Upon arriving, we quickly found a spot to boil water and have a well-earned cup of tea. I brought my multi-fuel stove as it was now cold enough to put my gas away until next spring. Before packing back up to leave, the wind dropped and the reflections on the loch were incredible. We decided to decend back to the estate bridge and cross there instead of using the tricky stepping stones.
The light was beginning to fade and the temperature drop but the views were breathtaking. As we looked East towards Loch Tulla the surrounding hills glistened and the tops were bathed in gold.

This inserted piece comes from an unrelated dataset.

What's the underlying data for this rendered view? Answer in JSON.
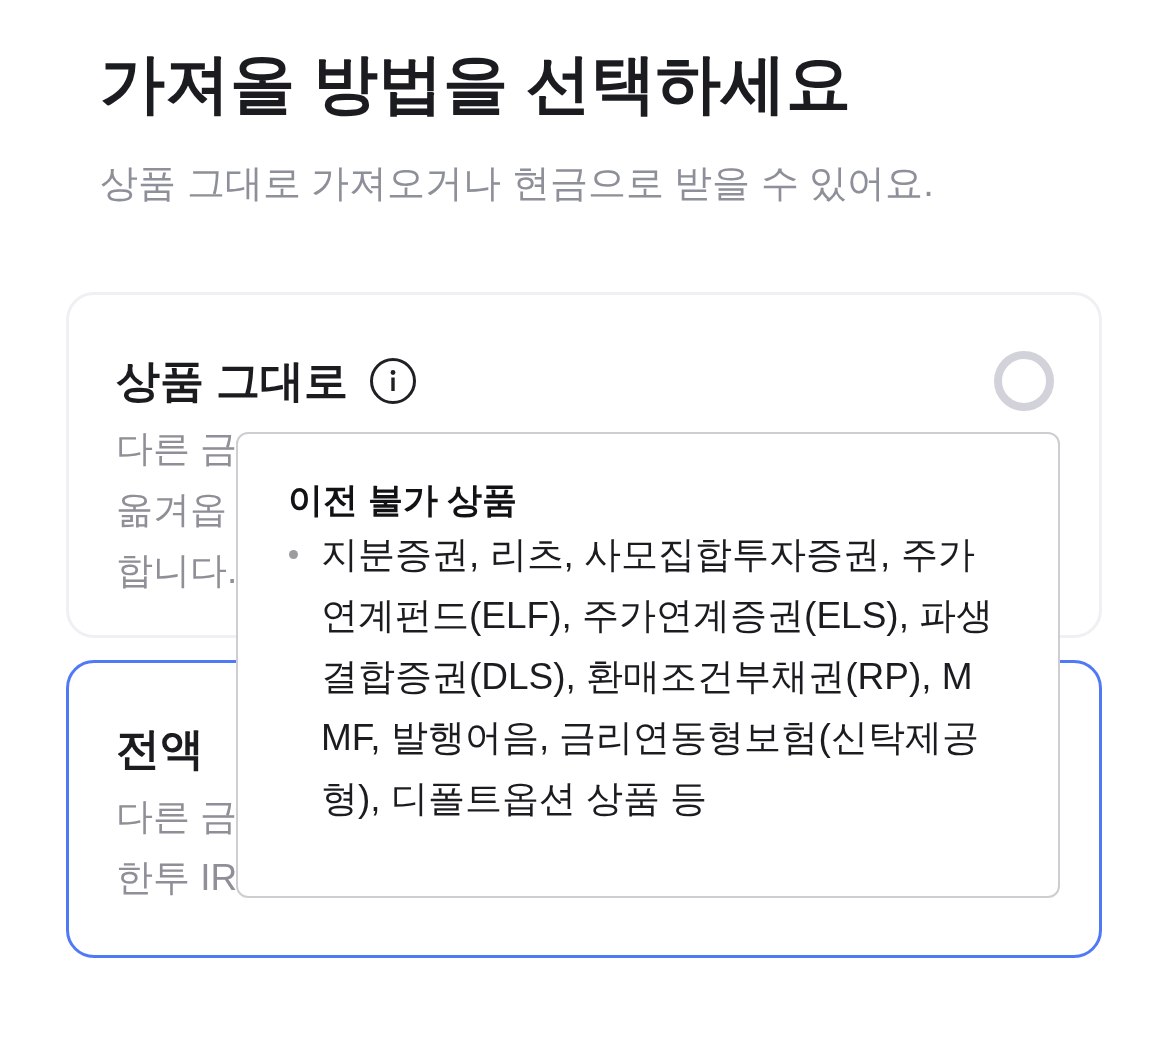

Once we crossed the bridge, which was not as easy as first thought, due to the ice on the wooden boards. We hiked with our bikes back to the path and then join the farm track back to Victoria Bridge. The sun was setting and producing some amazing light behind us as we made the journey East, I stopped to look behind me and was treated to a spectacular sunset.
We continued east on the estate track running alongside Loch Tulla towards the A82 with the aim of getting to Gorton bothy for some food. The lights were now on and we winded up the glen, picking our way between puddles as the temperature was now in the low minus’s and water was freezing on contact with our bikes.
The track became quite flooded and navigating frozen puddles became very problematic and then we broke through the ice and plunged into a good foot of water. Although this was initially a problem but both our drive trains became frozen sold and gear changing became an issue. Jockey wheels had to be de-iced using a multi-tool but the mech cable had become frozen solid, after a short discussion it was decided to turn back. Although we didn’t reach the bothy, it was insight, so we had done the mileage but not had a warm meal. We had enough snacks to get us back to the van and the day was still a great adventure.
Once back at the van we loaded the bikes and it was only then that we discovered the full extent of the amount of ice that was encased on our bikes. On the journey back we chatted about the problems we encountered and decided that we were just unlucky with the state of the last few kilometers of the track. Once the winter has settled in and the majority of these puddles have frozen solid, we will look at repeating the trip with a stay overnight in the bothy.
It was a great trip and we are both looking forward to more winter cycling.
Welcome aboard Nick!
The bridge carrying the track over the Allt nan Slat a mile or so before the bothy collapsed a couple of months ago, the burn is wide, fast flowing & rises very quickly, fording is north side of track & tricky after rain; after rain the burn is frequently in spate, & in the wettest conditions, the safest place to cross is a long haul uphill at the point where the burn narrows before the lochan, the width here being a comfortable stride over very deep fast flowing water; the bridge is likely to be out for months, when the situation changes this will be posted on the Gorton bothy page on Mountain Bothies Association website. David Houldershaw MO Gorton bothy
Yes, I should have mentioned that in the write up. Due to the snow and ice the crossing was rideable, except both our mechs froze up. Like you have mentioned, I wouldn’t fancy the crossing in the current conditions.